Encryption is the fundamental technology that protects information as it travels over the Internet. Although strong host security can prevent people from breaking into your computer—or at least prevent them from doing much damage once they have broken in—there is no way to safely transport the information that resides on your computer to another computer over a public network without using encryption.
But as the last chapter explained, there is not merely one cryptographic technology: there are many of them, each addressing a different need. In some cases, the differences between encryption systems represent technical differences—after all, no one solution can answer every problem. Other times, the differences are the result of restrictions resulting from patents or trade secrets. And finally, restrictions on cryptography sometimes result from political decisions.
Security professionals have identified four keywords that are used to describe all of the different functions that encryption plays in modern information systems. The different functions are these:
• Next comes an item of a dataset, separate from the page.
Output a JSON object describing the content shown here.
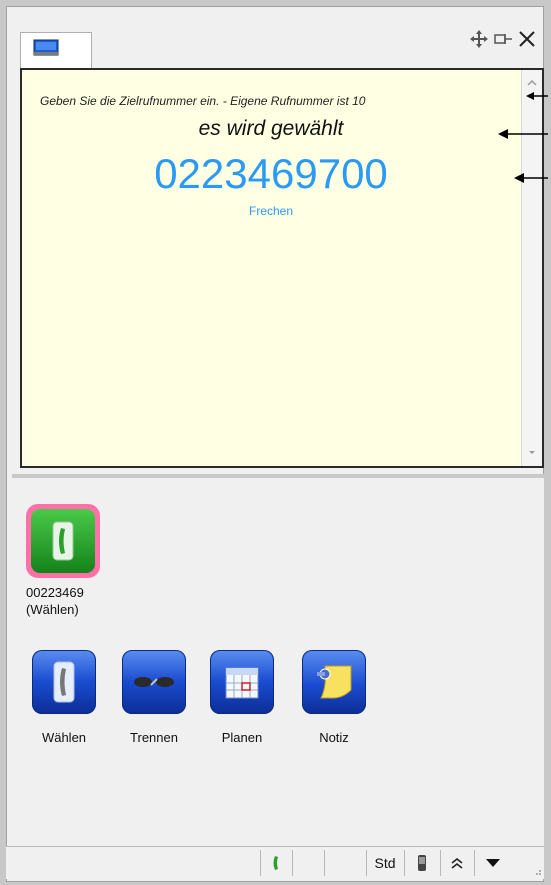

Encryption is used to scramble information sent over the Internet and stored on servers so that eavesdroppers cannot access the data’s content. Some people call this quality “privacy,” but most professionals reserve that word to refer to the protection of personal information (whether confidential or not) from aggregation and improper use.